entire West Coast.
OSU's head coach was Fred Norcross (far right
in picture above), who had played quarterback at Michigan 1903-1905. He
went 14-4-3 as coach at Oregon State 1906-1908, then left football
behind and went into the mining business.
This is still the only perfect season in Oregon State history, and moreover, they did not allow a single point this season.
Washburn, a school in Topeka, Kansas, defeated 5-3 Kansas, 5-3 Kansas
State, 8-2 Wichita State, and 4-4 Oklahoma on Thanksgiving Day, scoring
a pair of 2nd half touchdowns to win the last one and complete their
The head coach was Garfield Weede, who had played at end for Penn 1901-1904, winning the 1904 MNC.
He replaced John Heisman as coach at Washburn, and went 20-6-4 here
1906-1908. He then coached at 2 other small Kansas Schools, Sterling
and Pittsburg State, for 19 years, and overall he was 104-67-14 for
his career. He also coached track and field, and he is enshrined in the
NAIA Track and Field Hall of Fame and in the Kansas Sports Hall of
Fame. (Note: Wikipedia and the
College Football Data Warehouse publish different numbers for Washburn
1907's record and for Weede's overall record, but the numbers I'm using
here are confirmed via Washburn's media guide.)
Five players on this year's team were All-Missouri Valley.
#24 Williams6-3 Williams lost to #8 Harvard, #14 Brown, and #15 Syracuse, and they defeated #25 Vermont 17-5 at home.
Vermont lost to #14 Brown and #24 Williams, and neither game was close.
The loss at Brown was particularly ugly, 34-0. Vermont also struggled
to defeat 1-7-1 Wesleyan, 1-7-2 Holy Cross, and 4-4-1 Norwich, so it
seems doubtful that they were actually top 25 power-wise, but they
managed one big glorious "win" this season, a scoreless tie at 8-0-1
Dartmouth (#7), and that plus their successful avoidance of an upset
loss gets them into the top 25 for the only time in their history.
Norwich "win" was actually a forfeit. Norwich had taken a halftime
lead, and Vermont had come back to tie the game in the 2nd half, but
with darkness starting to settle in, Norwich refused to play the game
out to its alloted time, and thus forfeited.

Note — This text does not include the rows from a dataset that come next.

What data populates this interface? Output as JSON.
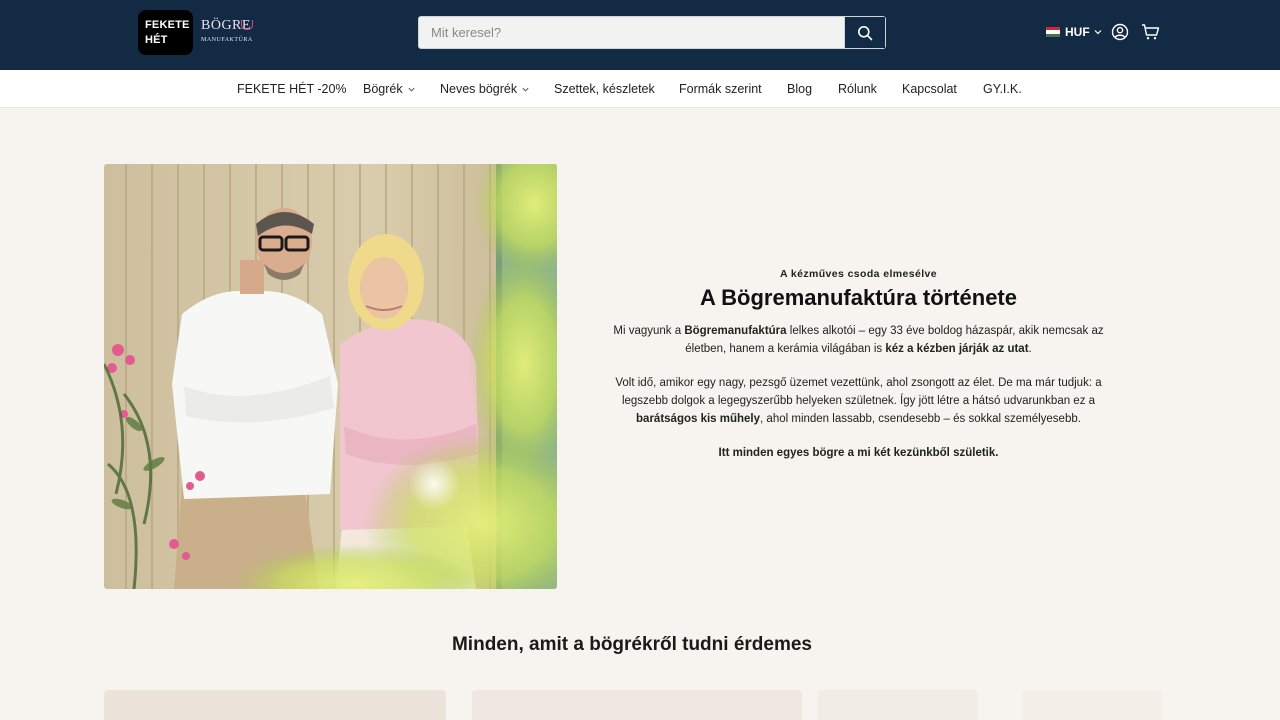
{
  "header": {
    "logo_badge": [
      "FEKETE",
      "HÉT"
    ],
    "logo_word": "BÖGRE",
    "logo_sub": "MANUFAKTÚRA",
    "search_placeholder": "Mit keresel?",
    "search_icon": "search-icon",
    "currency": "HUF",
    "flag_colors": [
      "#ce2939",
      "#ffffff",
      "#477050"
    ],
    "account_icon": "user-circle-icon",
    "cart_icon": "cart-icon"
  },
  "nav": {
    "items": [
      {
        "label": "FEKETE HÉT -20%",
        "has_dropdown": false
      },
      {
        "label": "Bögrék",
        "has_dropdown": true
      },
      {
        "label": "Neves bögrék",
        "has_dropdown": true
      },
      {
        "label": "Szettek, készletek",
        "has_dropdown": false
      },
      {
        "label": "Formák szerint",
        "has_dropdown": false
      },
      {
        "label": "Blog",
        "has_dropdown": false
      },
      {
        "label": "Rólunk",
        "has_dropdown": false
      },
      {
        "label": "Kapcsolat",
        "has_dropdown": false
      },
      {
        "label": "GY.I.K.",
        "has_dropdown": false
      }
    ]
  },
  "story": {
    "eyebrow": "A kézműves csoda elmesélve",
    "title": "A Bögremanufaktúra története",
    "p1": {
      "t1": "Mi vagyunk a ",
      "b1": "Bögremanufaktúra",
      "t2": " lelkes alkotói – egy 33 éve boldog házaspár, akik nemcsak az életben, hanem a kerámia világában is ",
      "b2": "kéz a kézben járják az utat",
      "t3": "."
    },
    "p2": {
      "t1": "Volt idő, amikor egy nagy, pezsgő üzemet vezettünk, ahol zsongott az élet. De ma már tudjuk: a legszebb dolgok a legegyszerűbb helyeken születnek. Így jött létre a hátsó udvarunkban ez a ",
      "b1": "barátságos kis műhely",
      "t2": ", ahol minden lassabb, csendesebb – és sokkal személyesebb."
    },
    "closing": "Itt minden egyes bögre a mi két kezünkből születik."
  },
  "faq_section": {
    "title": "Minden, amit a bögrékről tudni érdemes"
  },
  "colors": {
    "header_bg": "#132a44",
    "page_bg": "#f7f3ee",
    "nav_bg": "#ffffff"
  }
}
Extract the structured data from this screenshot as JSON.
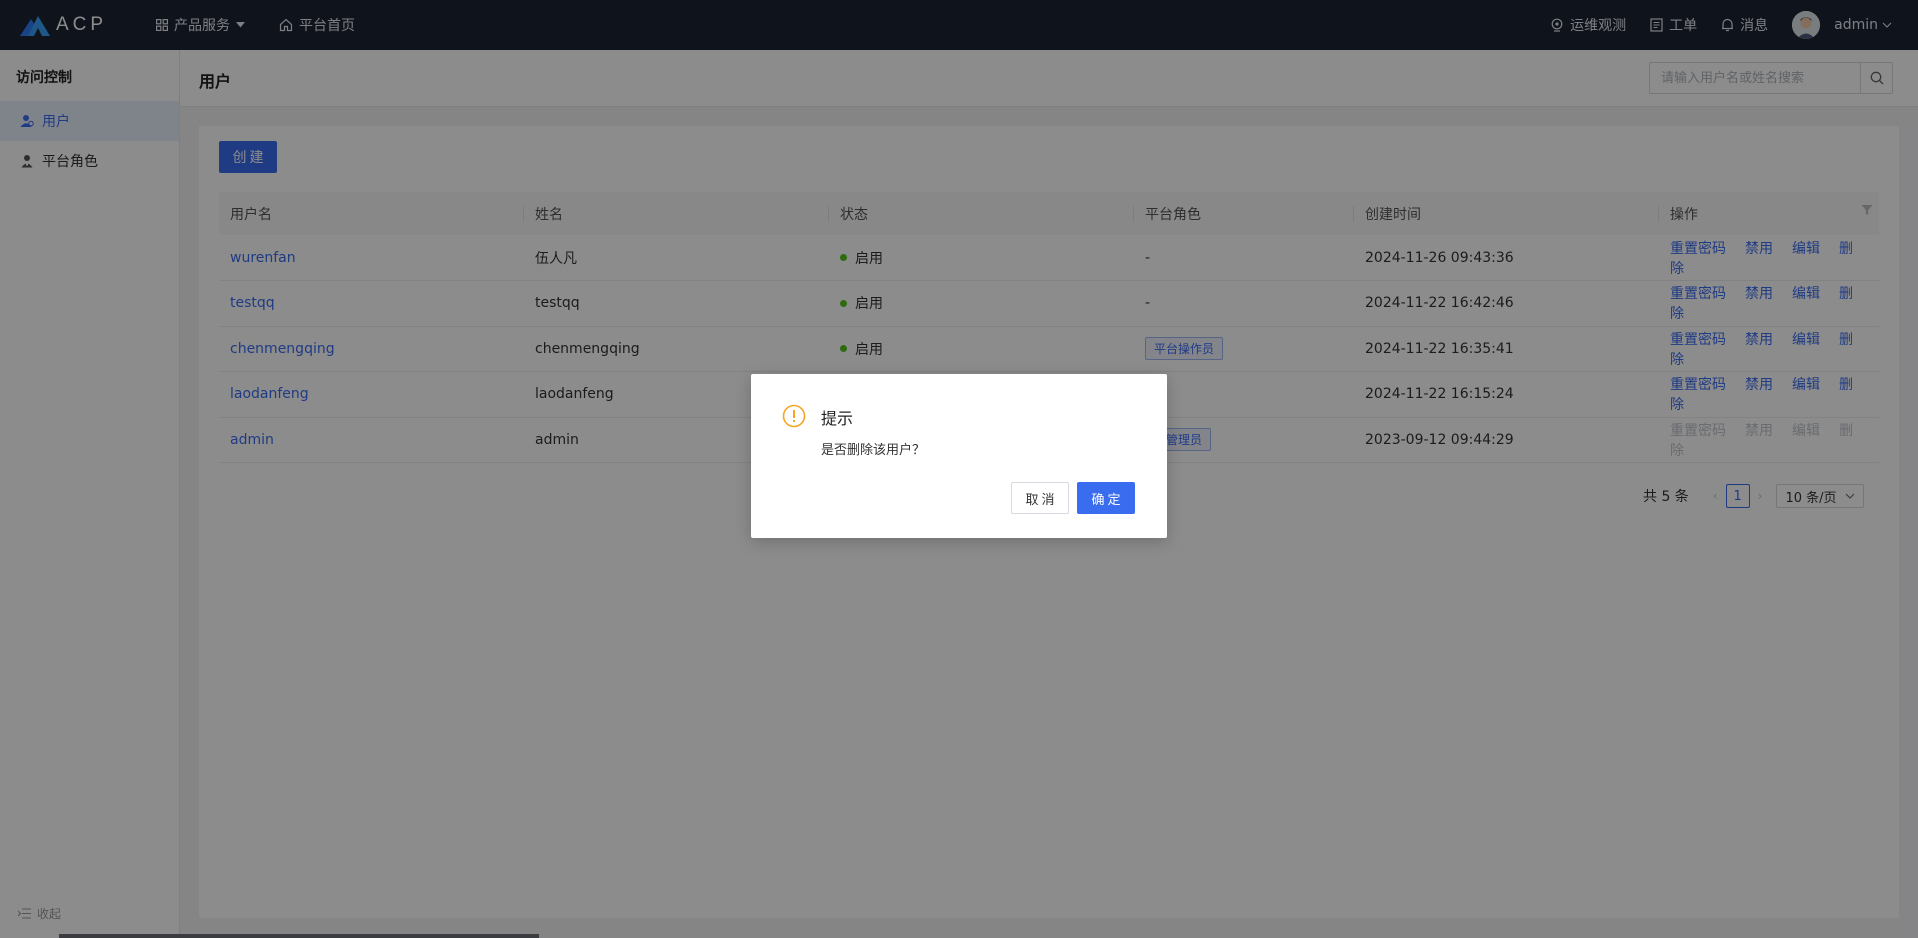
{
  "app": {
    "logo_text": "ACP"
  },
  "topnav": {
    "products_label": "产品服务",
    "home_label": "平台首页",
    "ops_label": "运维观测",
    "ticket_label": "工单",
    "message_label": "消息",
    "user_label": "admin"
  },
  "sidebar": {
    "title": "访问控制",
    "items": [
      {
        "label": "用户",
        "active": true
      },
      {
        "label": "平台角色",
        "active": false
      }
    ],
    "collapse_label": "收起"
  },
  "header": {
    "title": "用户",
    "search_placeholder": "请输入用户名或姓名搜索"
  },
  "main": {
    "create_label": "创建",
    "columns": [
      "用户名",
      "姓名",
      "状态",
      "平台角色",
      "创建时间",
      "操作"
    ],
    "rows": [
      {
        "username": "wurenfan",
        "name": "伍人凡",
        "status": "启用",
        "role": "-",
        "created": "2024-11-26 09:43:36"
      },
      {
        "username": "testqq",
        "name": "testqq",
        "status": "启用",
        "role": "-",
        "created": "2024-11-22 16:42:46"
      },
      {
        "username": "chenmengqing",
        "name": "chenmengqing",
        "status": "启用",
        "role": "平台操作员",
        "created": "2024-11-22 16:35:41"
      },
      {
        "username": "laodanfeng",
        "name": "laodanfeng",
        "status": "",
        "role": "",
        "created": "2024-11-22 16:15:24"
      },
      {
        "username": "admin",
        "name": "admin",
        "status": "",
        "role": "台管理员",
        "created": "2023-09-12 09:44:29"
      }
    ],
    "actions": [
      "重置密码",
      "禁用",
      "编辑",
      "删除"
    ],
    "status_color": "#52c41a",
    "pager": {
      "total": "共 5 条",
      "current": "1",
      "page_size": "10 条/页"
    }
  },
  "dialog": {
    "title": "提示",
    "message": "是否删除该用户？",
    "cancel_label": "取消",
    "ok_label": "确定",
    "warn_color": "#f5a623"
  },
  "colors": {
    "primary": "#3a6cf0",
    "topbar": "#1c2333"
  }
}
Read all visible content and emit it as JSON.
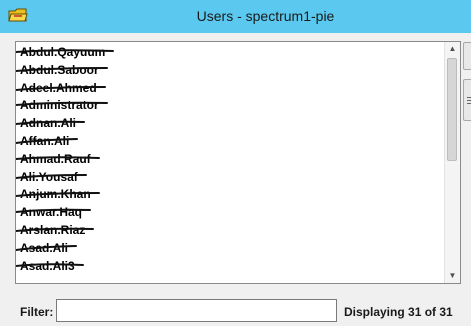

Football Data Warehouse has a different record and different scores for
Vermont than I do, but I have reconfirmed my scores with Vermont's
yearbook of the time, and with Wesleyan's media guide (the CFDW says
that Vermont and Wesleyan tied, but both schools have recorded a 10-5
Vermont win in that game).
The head coach was George "Dud"
Drake, but this was his last season here. The star player was tackle
George Cassidy. The Vermont yearbook refers to the Dartmouth tie as a
great "victory," and indicates that the game was mostly played on
Dartmouth's side of the field.
are the teams closest to making this top 25. 3-0 New Mexico State was too far removed from big time
football to consider.
5-1 Oregon lost 4-0 to #22 Oregon State. They defeated 4-1-1 Idaho (who defeated 7-1 Washington State).
forged their perfect record against a schedule of minor teams, their
best win 11-0 over Haskell (whom #23 Washburn defeated 33-0).
tied #20 Minnesota at home in their finale, and they won 6-5 at
3-2 Iowa and 11-8 over 2-3-1 Indiana (who tied 8-0-1 Notre Dame), but
Wisconsin took a 15-4 loss in their opener at home to unrated 3-2
Illinois (who lost badly to Iowa).
1) Yale 9-0-1
2) Princeton 7-2
3) Carlisle 10-1
4) Pennsylvania 11-1
5) Michigan 5-1
6) Cornell 8-2
7) Dartmouth 8-0-1
8) Harvard 7-3
9) Swarthmore 6-2
10) Navy 9-2-1
12) Vanderbilt 5-1-1
13) Chicago 4-1
14) Brown 7-3
15) Syracuse 5-3-1
17) Washington & Jefferson 7-2
18) Pittsburgh 8-2
19) Penn State 6-4
20) Minnesota 2-2-1
21) Sewanee 8-1
22) Oregon State 6-0
23) Washburn 8-0
24) Williams 6-3
25) Vermont 4-2-1